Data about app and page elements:
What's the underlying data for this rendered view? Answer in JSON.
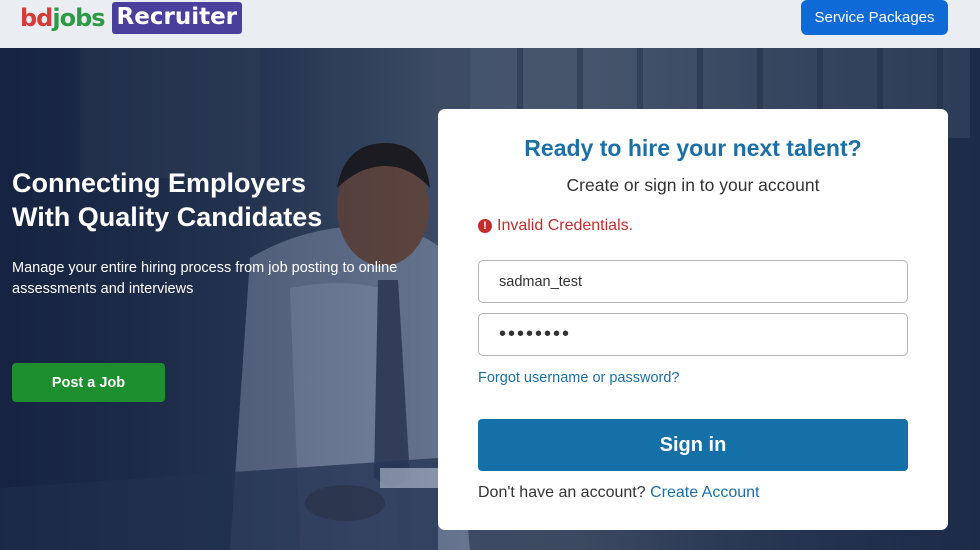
{
  "header": {
    "logo": {
      "bd": "bd",
      "jobs": "jobs",
      "recruiter": "Recruiter"
    },
    "service_packages_label": "Service Packages"
  },
  "hero": {
    "headline_line1": "Connecting Employers",
    "headline_line2": "With Quality Candidates",
    "subtext": "Manage your entire hiring process from job posting to online assessments and interviews",
    "post_job_label": "Post a Job"
  },
  "login": {
    "title": "Ready to hire your next talent?",
    "subtitle": "Create or sign in to your account",
    "error_icon": "!",
    "error_text": "Invalid Credentials.",
    "username_value": "sadman_test",
    "password_value": "••••••••",
    "forgot_label": "Forgot username or password?",
    "signin_label": "Sign in",
    "no_account_text": "Don't have an account?",
    "create_account_label": "Create Account"
  },
  "colors": {
    "brand_purple": "#4a3f9b",
    "primary_blue": "#0d6ad7",
    "signin_blue": "#1470a6",
    "title_blue": "#1d6fa8",
    "post_green": "#1d8f2f",
    "error_red": "#c62c2c"
  }
}
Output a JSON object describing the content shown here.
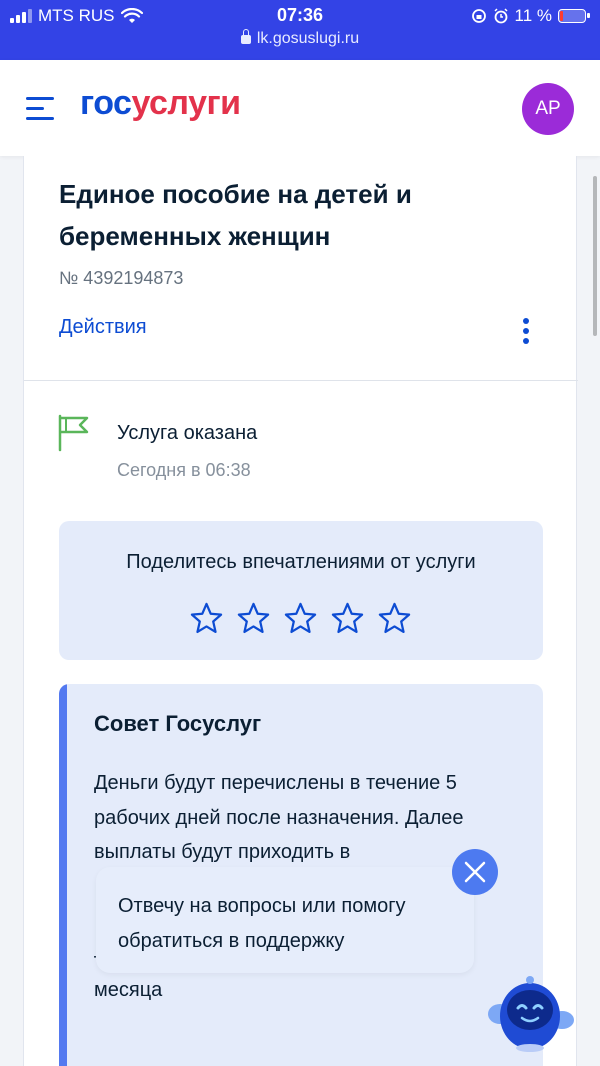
{
  "status_bar": {
    "carrier": "MTS RUS",
    "time": "07:36",
    "battery": "11 %",
    "url": "lk.gosuslugi.ru"
  },
  "header": {
    "logo_part1": "гос",
    "logo_part2": "услуги",
    "avatar_initials": "АР"
  },
  "service": {
    "title": "Единое пособие на детей и беременных женщин",
    "number": "№ 4392194873",
    "actions_label": "Действия"
  },
  "status": {
    "title": "Услуга оказана",
    "time": "Сегодня в 06:38"
  },
  "rating": {
    "prompt": "Поделитесь впечатлениями от услуги",
    "stars_count": 5
  },
  "tip": {
    "title": "Совет Госуслуг",
    "text": "Деньги будут перечислены в течение 5 рабочих дней после назначения. Далее выплаты будут приходить в"
  },
  "tip_tail": {
    "text": "— по почте — до 25 числа следующего месяца"
  },
  "chat": {
    "message": "Отвечу на вопросы или помогу обратиться в поддержку"
  },
  "colors": {
    "brand_blue": "#0d4cd3",
    "brand_red": "#e3324b",
    "status_bar": "#3343e6",
    "accent": "#5379f0",
    "success": "#5ab65a",
    "avatar": "#9b2bd8"
  }
}
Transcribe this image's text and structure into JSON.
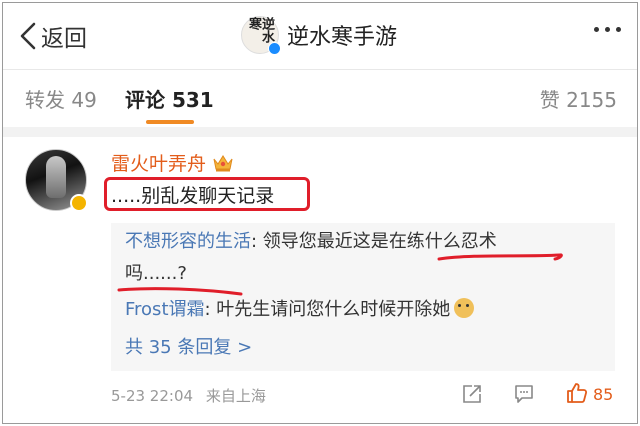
{
  "header": {
    "back_label": "返回",
    "title": "逆水寒手游",
    "avatar_glyph": "逆水寒"
  },
  "tabs": [
    {
      "label": "转发 49"
    },
    {
      "label": "评论 531"
    },
    {
      "label": "赞 2155"
    }
  ],
  "comment": {
    "username": "雷火叶弄舟",
    "text": ".....别乱发聊天记录",
    "replies": [
      {
        "user": "不想形容的生活",
        "separator": ":",
        "text_a": " 领导您最近这是",
        "text_b": "在练什么忍术",
        "text_c": "吗......?"
      },
      {
        "user": "Frost谓霜",
        "separator": ":",
        "text": " 叶先生请问您什么时候开除她"
      }
    ],
    "more_replies": "共 35 条回复 >",
    "timestamp": "5-23 22:04",
    "location": "来自上海",
    "like_count": "85"
  },
  "colors": {
    "accent_orange": "#e35d1b",
    "link_blue": "#4a78b5",
    "annotation_red": "#e01e2a",
    "tab_indicator": "#f08a24"
  }
}
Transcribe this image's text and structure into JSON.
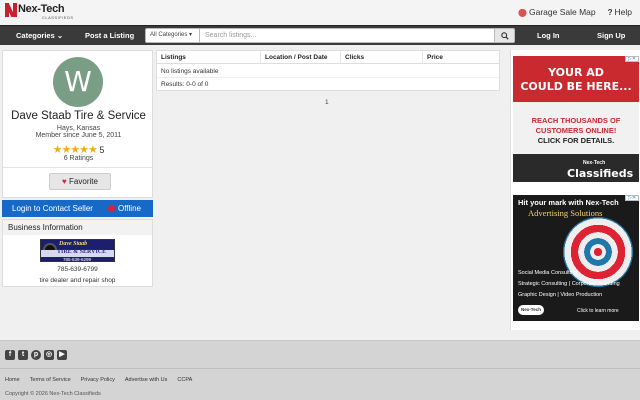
{
  "header": {
    "logo_name": "Nex-Tech",
    "logo_sub": "CLASSIFIEDS",
    "garage_sale_map": "Garage Sale Map",
    "help": "Help"
  },
  "nav": {
    "categories": "Categories",
    "post_listing": "Post a Listing",
    "search_category": "All Categories",
    "search_placeholder": "Search listings...",
    "login": "Log In",
    "signup": "Sign Up"
  },
  "profile": {
    "avatar_letter": "W",
    "name": "Dave Staab Tire & Service",
    "location": "Hays, Kansas",
    "member_since": "Member since June 5, 2011",
    "stars": "★★★★★",
    "rating": "5",
    "ratings_count": "6 Ratings",
    "favorite": "Favorite"
  },
  "contact": {
    "login_to_contact": "Login to Contact Seller",
    "status": "Offline"
  },
  "business": {
    "title": "Business Information",
    "logo_line1": "Dave Staab",
    "logo_line2": "TIRE & SERVICE",
    "logo_phone": "785-639-6299",
    "phone": "785-639-6799",
    "description": "tire dealer and repair shop"
  },
  "listings": {
    "columns": [
      "Listings",
      "Location / Post Date",
      "Clicks",
      "Price"
    ],
    "empty_message": "No listings available",
    "results": "Results: 0-0 of 0",
    "page": "1"
  },
  "ads": {
    "ad1_line1": "YOUR AD",
    "ad1_line2": "COULD BE HERE...",
    "ad1_mid1": "REACH THOUSANDS OF",
    "ad1_mid2": "CUSTOMERS ONLINE!",
    "ad1_mid3": "CLICK FOR DETAILS.",
    "ad1_brand_top": "Nex-Tech",
    "ad1_brand": "Classifieds",
    "ad2_head": "Hit your mark with Nex-Tech",
    "ad2_head2": "Advertising Solutions",
    "ad2_line1": "Social Media Consulting",
    "ad2_line2": "Strategic Consulting | Corporate Branding",
    "ad2_line3": "Graphic Design | Video Production",
    "ad2_logo": "Nex-Tech",
    "ad2_learn": "Click to learn more"
  },
  "footer": {
    "links": [
      "Home",
      "Terms of Service",
      "Privacy Policy",
      "Advertise with Us",
      "CCPA"
    ],
    "copyright": "Copyright © 2026 Nex-Tech Classifieds"
  },
  "colors": {
    "nav_bg": "#3a3a3a",
    "brand_red": "#c8202f",
    "contact_blue": "#1669c7",
    "avatar_green": "#7a9e85",
    "star_gold": "#f0ad1a"
  }
}
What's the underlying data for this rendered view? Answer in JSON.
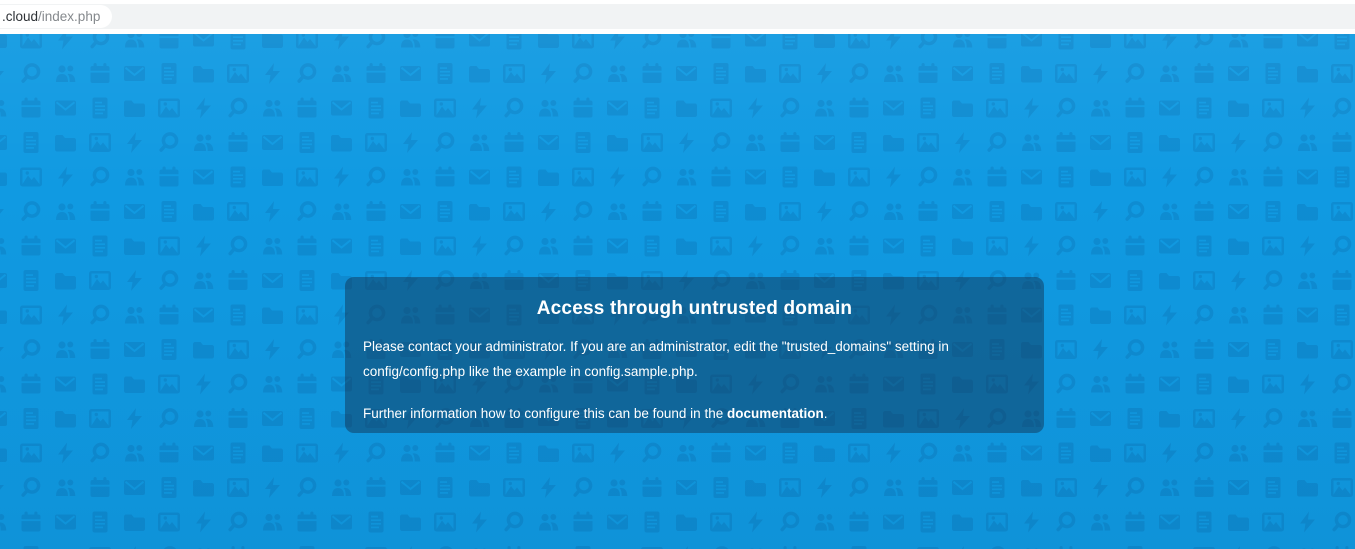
{
  "browser": {
    "url_domain": ".cloud",
    "url_path": "/index.php"
  },
  "error_dialog": {
    "title": "Access through untrusted domain",
    "message": "Please contact your administrator. If you are an administrator, edit the \"trusted_domains\" setting in config/config.php like the example in config.sample.php.",
    "info_prefix": "Further information how to configure this can be found in the ",
    "info_link": "documentation",
    "info_suffix": "."
  },
  "background": {
    "icon_sequence": [
      "image",
      "lightning",
      "search",
      "users",
      "calendar",
      "mail",
      "document",
      "folder"
    ]
  },
  "colors": {
    "background_blue": "#109ae2",
    "pattern_icon_blue": "#0e8cd2",
    "dialog_overlay": "rgba(18,44,74,0.45)",
    "dialog_text": "#ffffff",
    "toolbar_gray": "#f1f3f4"
  }
}
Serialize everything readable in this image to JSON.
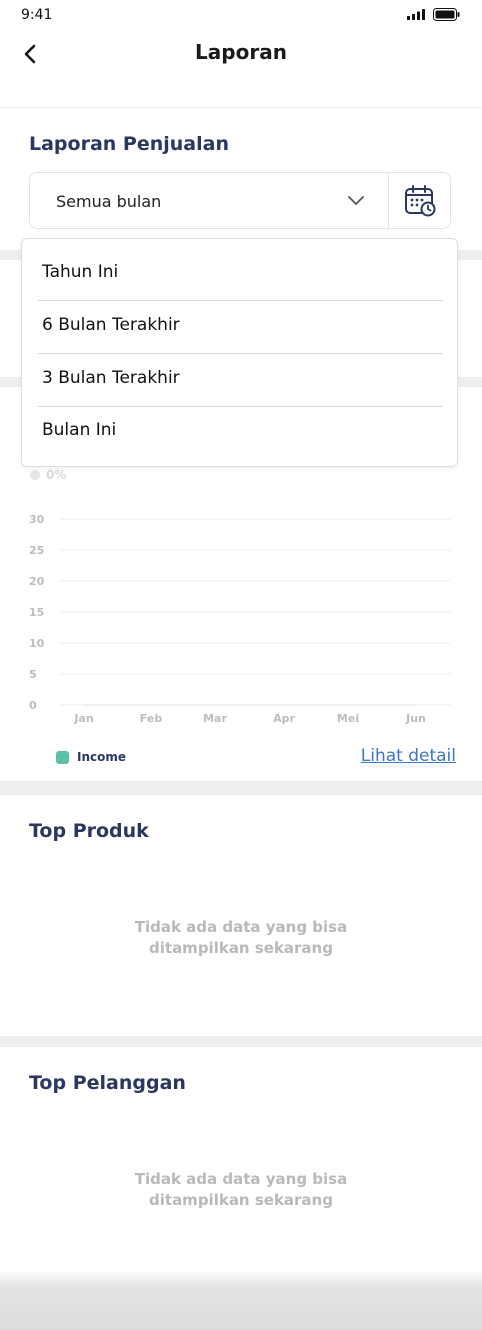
{
  "status_bar": {
    "time": "9:41"
  },
  "header": {
    "title": "Laporan"
  },
  "sales_report": {
    "title": "Laporan Penjualan",
    "month_select": {
      "value": "Semua bulan"
    }
  },
  "dropdown": {
    "options": [
      "Tahun Ini",
      "6 Bulan Terakhir",
      "3 Bulan Terakhir",
      "Bulan Ini"
    ]
  },
  "chart_hint": "0%",
  "chart_data": {
    "type": "line",
    "categories": [
      "Jan",
      "Feb",
      "Mar",
      "Apr",
      "Mei",
      "Jun"
    ],
    "series": [
      {
        "name": "Income",
        "values": [
          0,
          0,
          0,
          0,
          0,
          0
        ]
      }
    ],
    "yticks": [
      0,
      5,
      10,
      15,
      20,
      25,
      30
    ],
    "ylim": [
      0,
      30
    ],
    "grid": true,
    "legend": "bottom-left",
    "colors": {
      "series": "#5cbfa8",
      "grid": "#ededed",
      "ticks": "#bdbdbd"
    }
  },
  "legend": {
    "label": "Income"
  },
  "detail_link": "Lihat detail",
  "top_products": {
    "title": "Top Produk",
    "empty_line1": "Tidak ada data yang bisa",
    "empty_line2": "ditampilkan sekarang"
  },
  "top_customers": {
    "title": "Top Pelanggan",
    "empty_line1": "Tidak ada data yang bisa",
    "empty_line2": "ditampilkan sekarang"
  }
}
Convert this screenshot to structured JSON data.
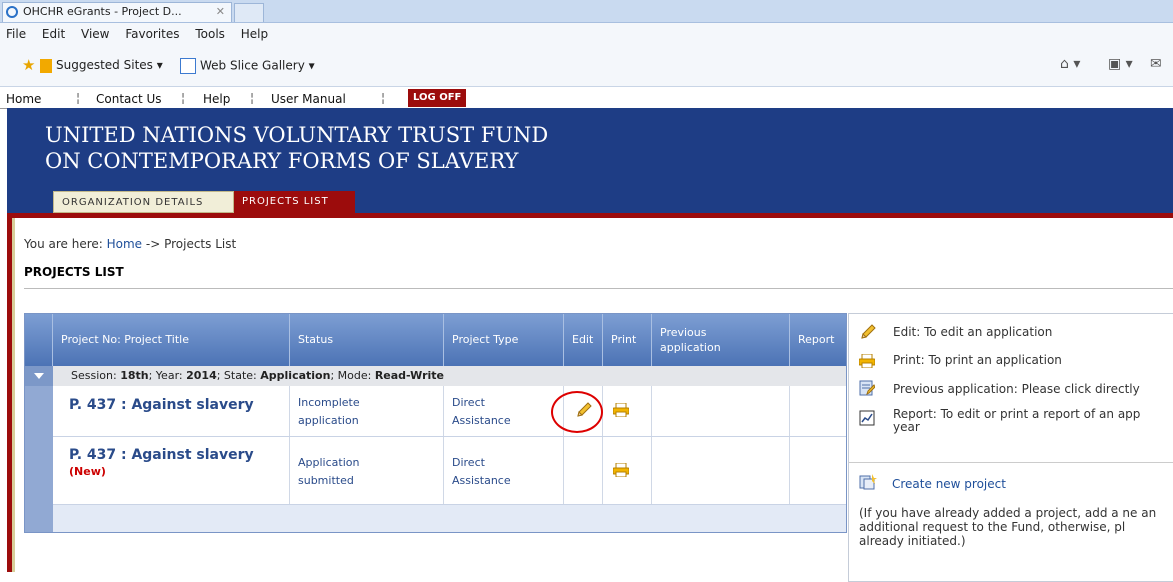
{
  "browser": {
    "tab_title": "OHCHR eGrants - Project D...",
    "tab_close": "✕",
    "menu": [
      "File",
      "Edit",
      "View",
      "Favorites",
      "Tools",
      "Help"
    ],
    "favorites": {
      "suggested_sites": "Suggested Sites ▾",
      "web_slice": "Web Slice Gallery ▾"
    }
  },
  "site_nav": {
    "items": [
      "Home",
      "Contact Us",
      "Help",
      "User Manual"
    ],
    "separator": "¦",
    "logoff": "LOG OFF"
  },
  "banner": {
    "line1": "UNITED NATIONS VOLUNTARY TRUST FUND",
    "line2": "ON CONTEMPORARY FORMS OF SLAVERY"
  },
  "section_tabs": {
    "org": "ORGANIZATION DETAILS",
    "projects": "PROJECTS LIST"
  },
  "breadcrumb": {
    "prefix": "You are here: ",
    "home": "Home",
    "rest": " -> Projects List"
  },
  "page_title": "PROJECTS LIST",
  "grid": {
    "headers": {
      "title": "Project No: Project Title",
      "status": "Status",
      "type": "Project Type",
      "edit": "Edit",
      "print": "Print",
      "previous": "Previous application",
      "report": "Report"
    },
    "session": {
      "label1": "Session: ",
      "session": "18th",
      "label2": "; Year: ",
      "year": "2014",
      "label3": "; State: ",
      "state": "Application",
      "label4": "; Mode: ",
      "mode": "Read-Write"
    },
    "rows": [
      {
        "title": "P. 437 : Against slavery",
        "tag": "",
        "status_l1": "Incomplete",
        "status_l2": "application",
        "type_l1": "Direct",
        "type_l2": "Assistance"
      },
      {
        "title": "P. 437 : Against slavery",
        "tag": "(New)",
        "status_l1": "Application",
        "status_l2": "submitted",
        "type_l1": "Direct",
        "type_l2": "Assistance"
      }
    ]
  },
  "legend": {
    "edit": "Edit: To edit an application",
    "print": "Print: To print an application",
    "previous": "Previous application: Please click directly",
    "report_l1": "Report: To edit or print a report of an app",
    "report_l2": "year",
    "create": "Create new project",
    "note": "(If you have already added a project, add a ne an additional request to the Fund, otherwise, pl already initiated.)"
  },
  "colors": {
    "banner": "#1e3d85",
    "accent_red": "#9c0c0c",
    "grid_header": "#4c73b5",
    "link": "#2a4b8a"
  }
}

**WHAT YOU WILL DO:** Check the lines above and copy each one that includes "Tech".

**FINISHED TASK:**
    "logo_name": "Nex-Tech",
    "ad1_brand_top": "Nex-Tech",
    "ad2_head": "Hit your mark with Nex-Tech",
    "ad2_logo": "Nex-Tech",
    "copyright": "Copyright © 2026 Nex-Tech Classifieds"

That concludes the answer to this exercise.